Barberries, Berberis or Zereshk in Persian are a delightful, useful, and once you use it, indispensable ingredient in your pantry. It’s one of those ingredients like Sumac and Sundried Tomato Paste that makes you a believer from the first use and have you going, “How did I ever survive without it?”
There are many different types of barberries, depending on which part of the world they grow.

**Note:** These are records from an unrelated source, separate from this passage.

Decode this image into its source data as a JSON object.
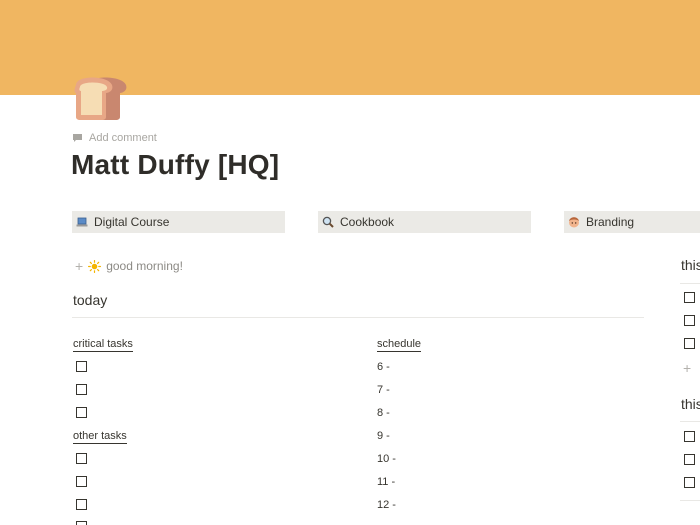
{
  "colors": {
    "cover": "#f0b661",
    "card_bg": "#ebeae6",
    "text": "#37352f"
  },
  "page_icon": "bread-slice-icon",
  "comment": {
    "label": "Add comment",
    "icon": "comment-icon"
  },
  "title": "Matt Duffy [HQ]",
  "link_cards": [
    {
      "label": "Digital Course",
      "icon": "laptop-icon"
    },
    {
      "label": "Cookbook",
      "icon": "magnifier-icon"
    },
    {
      "label": "Branding",
      "icon": "face-icon"
    }
  ],
  "greeting": {
    "plus": "+",
    "icon": "sun-icon",
    "text": "good morning!"
  },
  "today": {
    "heading": "today",
    "critical_tasks_label": "critical tasks",
    "other_tasks_label": "other tasks",
    "schedule_label": "schedule",
    "schedule": [
      "6 -",
      "7 -",
      "8 -",
      "9 -",
      "10 -",
      "11 -",
      "12 -"
    ]
  },
  "right_sections": [
    {
      "heading": "this"
    },
    {
      "heading": "this"
    }
  ],
  "right_add": "+"
}
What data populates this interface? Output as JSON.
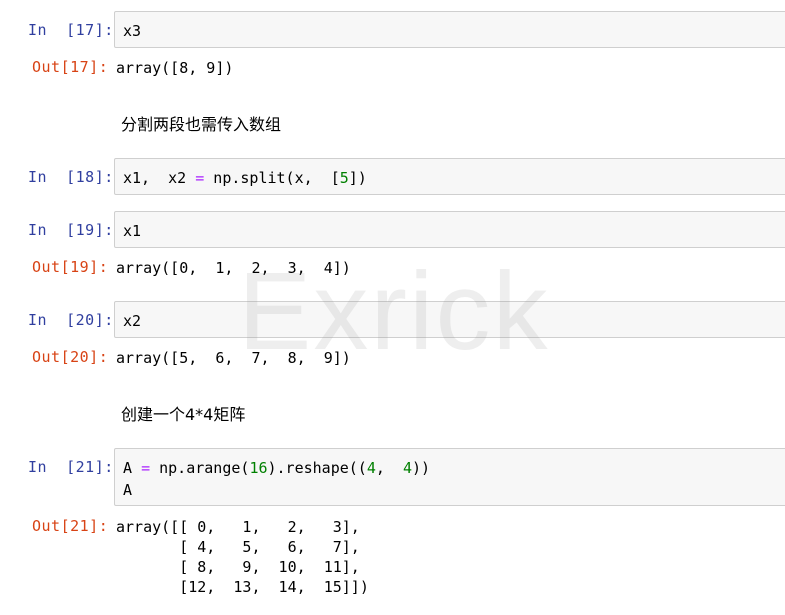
{
  "cells": [
    {
      "in": "In  [17]:",
      "code": "x3",
      "out": "Out[17]:",
      "output": "array([8, 9])"
    },
    {
      "md": "分割两段也需传入数组"
    },
    {
      "in": "In  [18]:",
      "code_parts": [
        "x1,  x2 ",
        "=",
        " np.split(x,  [",
        "5",
        "])"
      ]
    },
    {
      "in": "In  [19]:",
      "code": "x1",
      "out": "Out[19]:",
      "output": "array([0,  1,  2,  3,  4])"
    },
    {
      "in": "In  [20]:",
      "code": "x2",
      "out": "Out[20]:",
      "output": "array([5,  6,  7,  8,  9])"
    },
    {
      "md": "创建一个4*4矩阵"
    },
    {
      "in": "In  [21]:",
      "code_parts": [
        "A ",
        "=",
        " np.arange(",
        "16",
        ").reshape((",
        "4",
        ",  ",
        "4",
        "))"
      ],
      "code_line2": "A",
      "out": "Out[21]:",
      "output_lines": [
        "array([[ 0,   1,   2,   3],",
        "       [ 4,   5,   6,   7],",
        "       [ 8,   9,  10,  11],",
        "       [12,  13,  14,  15]])"
      ]
    }
  ],
  "watermark": "Exrick"
}
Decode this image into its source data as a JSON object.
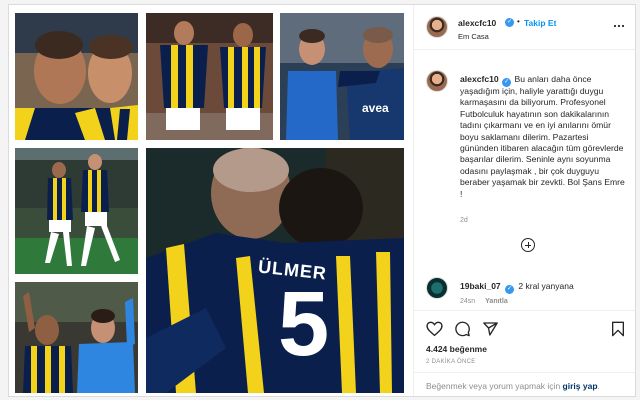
{
  "post": {
    "author": {
      "username": "alexcfc10",
      "verified": true,
      "follow_label": "Takip Et",
      "location": "Em Casa"
    },
    "caption": {
      "username": "alexcfc10",
      "text": "Bu anları daha önce yaşadığım için, haliyle yarattığı duygu karmaşasını da biliyorum. Profesyonel Futbolculuk hayatının son dakikalarının tadını çıkarmanı ve en iyi anılarını ömür boyu saklamanı dilerim. Pazartesi gününden itibaren alacağın tüm görevlerde başarılar dilerim. Seninle aynı soyunma odasını paylaşmak , bir çok duyguyu beraber yaşamak bir zevkti. Bol Şans Emre !",
      "age": "2d"
    },
    "comments": [
      {
        "username": "19baki_07",
        "verified": true,
        "text": "2 kral yanyana",
        "age": "24sn",
        "reply_label": "Yanıtla"
      }
    ],
    "likes": "4.424 beğenme",
    "timestamp": "2 DAKİKA ÖNCE",
    "add_comment": {
      "prefix": "Beğenmek veya yorum yapmak için",
      "link": "giriş yap",
      "suffix": "."
    },
    "jersey": {
      "brand": "avea",
      "name": "ÜLMER",
      "number": "5"
    }
  },
  "colors": {
    "navy": "#0b1f4d",
    "yellow": "#f2d21a",
    "link_blue": "#0095f6",
    "muted": "#8e8e8e"
  },
  "icons": [
    "verified-icon",
    "more-icon",
    "load-more-icon",
    "heart-icon",
    "comment-icon",
    "share-icon",
    "bookmark-icon"
  ]
}
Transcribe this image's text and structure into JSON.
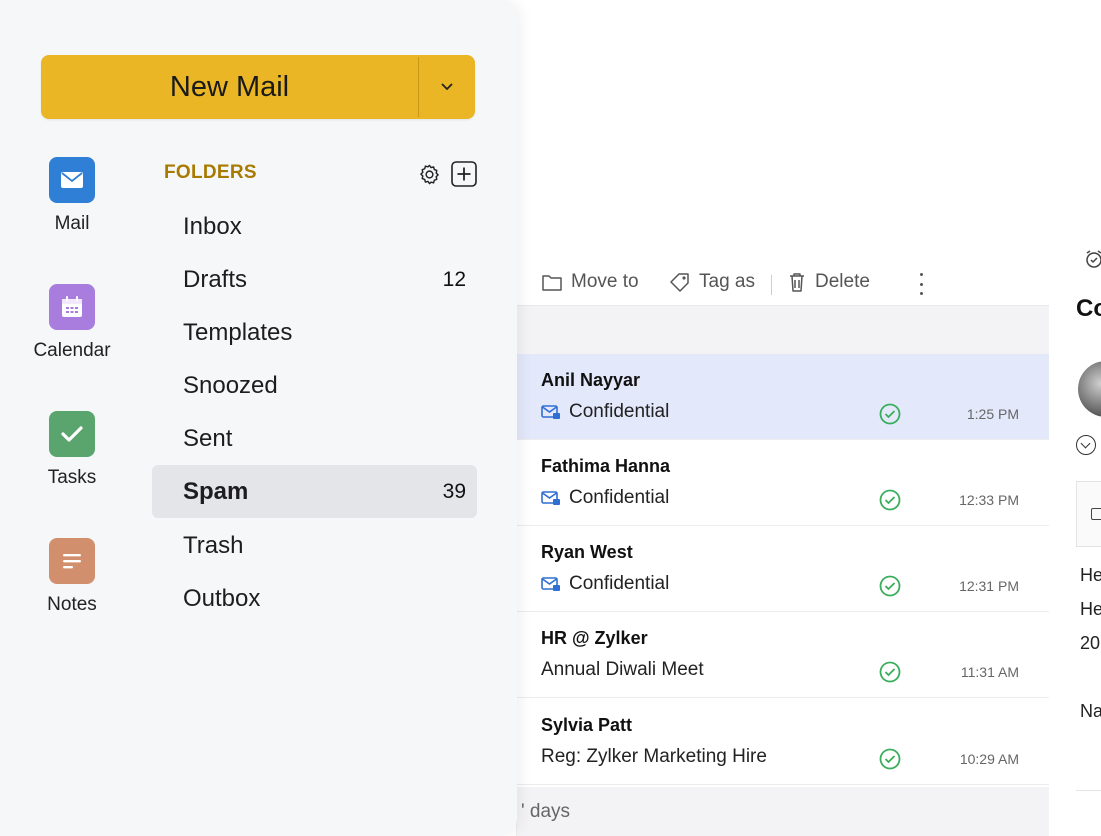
{
  "sidebar": {
    "new_mail_label": "New Mail",
    "apps": [
      {
        "label": "Mail",
        "icon": "mail-icon",
        "color": "#2f7fd6"
      },
      {
        "label": "Calendar",
        "icon": "calendar-icon",
        "color": "#a87dde"
      },
      {
        "label": "Tasks",
        "icon": "check-icon",
        "color": "#5aa56e"
      },
      {
        "label": "Notes",
        "icon": "notes-icon",
        "color": "#d18f6d"
      }
    ],
    "folders_title": "FOLDERS",
    "folders": [
      {
        "name": "Inbox",
        "count": ""
      },
      {
        "name": "Drafts",
        "count": "12"
      },
      {
        "name": "Templates",
        "count": ""
      },
      {
        "name": "Snoozed",
        "count": ""
      },
      {
        "name": "Sent",
        "count": ""
      },
      {
        "name": "Spam",
        "count": "39",
        "active": true
      },
      {
        "name": "Trash",
        "count": ""
      },
      {
        "name": "Outbox",
        "count": ""
      }
    ]
  },
  "toolbar": {
    "move_to": "Move to",
    "tag_as": "Tag as",
    "delete": "Delete"
  },
  "messages": [
    {
      "sender": "Anil Nayyar",
      "subject": "Confidential",
      "encrypted": true,
      "time": "1:25 PM",
      "selected": true
    },
    {
      "sender": "Fathima Hanna",
      "subject": "Confidential",
      "encrypted": true,
      "time": "12:33 PM"
    },
    {
      "sender": "Ryan West",
      "subject": "Confidential",
      "encrypted": true,
      "time": "12:31 PM"
    },
    {
      "sender": "HR @ Zylker",
      "subject": "Annual Diwali Meet",
      "encrypted": false,
      "time": "11:31 AM"
    },
    {
      "sender": "Sylvia Patt",
      "subject": "Reg: Zylker Marketing Hire",
      "encrypted": false,
      "time": "10:29 AM"
    }
  ],
  "list_footer": {
    "group_label": "' days"
  },
  "reading_pane": {
    "subject_fragment": "Co",
    "lines": [
      "He",
      "He",
      "20",
      "Na"
    ]
  },
  "colors": {
    "accent": "#ebb625",
    "folders_title": "#a87a00",
    "selected_row": "#e3e8fb",
    "check": "#3aae5c",
    "encrypted_icon": "#2f6fd1"
  }
}
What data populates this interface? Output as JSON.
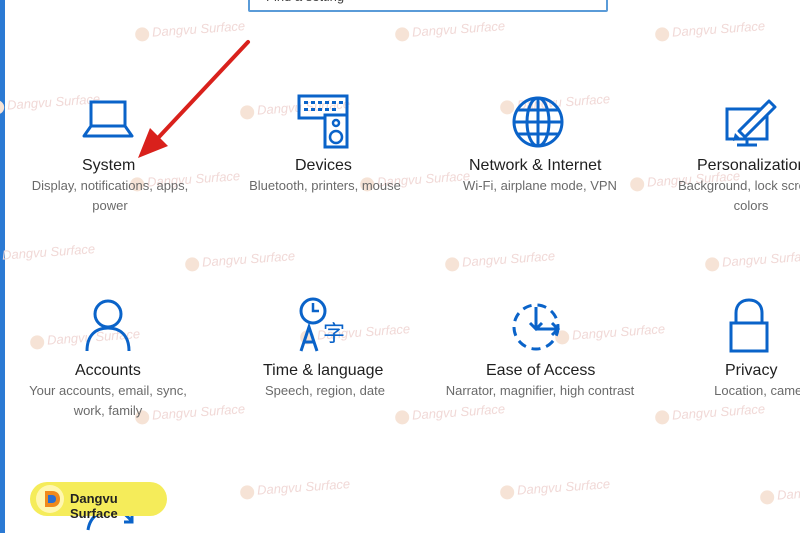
{
  "search": {
    "value": "Find a setting"
  },
  "tiles": [
    {
      "title": "System",
      "desc": "Display, notifications, apps, power",
      "icon": "laptop-icon"
    },
    {
      "title": "Devices",
      "desc": "Bluetooth, printers, mouse",
      "icon": "keyboard-speaker-icon"
    },
    {
      "title": "Network & Internet",
      "desc": "Wi-Fi, airplane mode, VPN",
      "icon": "globe-icon"
    },
    {
      "title": "Personalization",
      "desc": "Background, lock screen, colors",
      "icon": "paint-monitor-icon"
    },
    {
      "title": "Accounts",
      "desc": "Your accounts, email, sync, work, family",
      "icon": "person-icon"
    },
    {
      "title": "Time & language",
      "desc": "Speech, region, date",
      "icon": "clock-language-icon"
    },
    {
      "title": "Ease of Access",
      "desc": "Narrator, magnifier, high contrast",
      "icon": "ease-of-access-icon"
    },
    {
      "title": "Privacy",
      "desc": "Location, camera",
      "icon": "lock-icon"
    }
  ],
  "watermark": "Dangvu Surface",
  "brand": {
    "name": "Dangvu Surface"
  },
  "colors": {
    "accent": "#0a63c9",
    "arrow": "#d9211c",
    "brand_bg": "#f5ec5a"
  }
}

Some of the shrubs are grown for their ornamental value, with their yellow coloured leaves, red or black berries.
The edible type is called Berberis Vulgaris and pretty much grows wild in Asia and Europe.
Barberries are a crucial part of any Persian kitchen, making themselves known by imparting not only a gorgeous burst of colour but also a marked tart and tangy flavour.
How to use Zereshk?
- As a cooking ingredient: It’s a simple matter of soaking them in tepid water for about 10 minutes, squeeze dry and use whole or chopped up.
- As a garnish: sauté them in butter and a little sugar to counteract the tartness, before using them whole.
How to Cook with Barberries?
They can be used in any recipe where you want a hint of fruity tartness:
- in rice or couscous
- in salads
- as stuffing
- in kababs and sausages
- in cakes
- in cookies (just like cranberries)
- with their high pectin levels, great in jams
I use them in many of my dishes, Middle Eastern or otherwise, and they are wonderful in all manner of recipes. Barberries are a key ingredient in many Persian rice dishes, one of the most famous of these is Morasa Polow or Jewelled Rice (click for recipe).
A centrepiece at Persian weddings, Morasa Polow is a glorious feast for the eyes and the palate with the twinkling of the “gems” and multi layered flavours. The sourness of the barberries are a reminder that married life isn’t always going to be a bed of roses!
Substitute for Zereshk/Barberries
Dried Sour Cherries or Cranberries
So, there you have it, another staple in our global kitchen and hopefully, yours too, soon, if not already. Here in the UK, I purchase them online although when I’m in London and have access to Middle Eastern stores, I do stock up a little bit! I hope you get your hands on some and start experimenting, I would love to hear from you, just drop me a line!
Middle Eastern Recipes on LinsFood
A simple explanation on how to use barberries in your kitchen.
- Barberries, amount, as the recipe calls for
As a cooking ingredient
- Soak them in tepid water for about 10 minutes, squeeze dry and use whole or chopped up.
As a garnish
- Sauté them in butter and a little sugar to counteract the tartness, before using them whole.
You’ll find exact methods in the recipes that I use them in, see my article above.
- Category: Ingredients
- Cuisine: Persian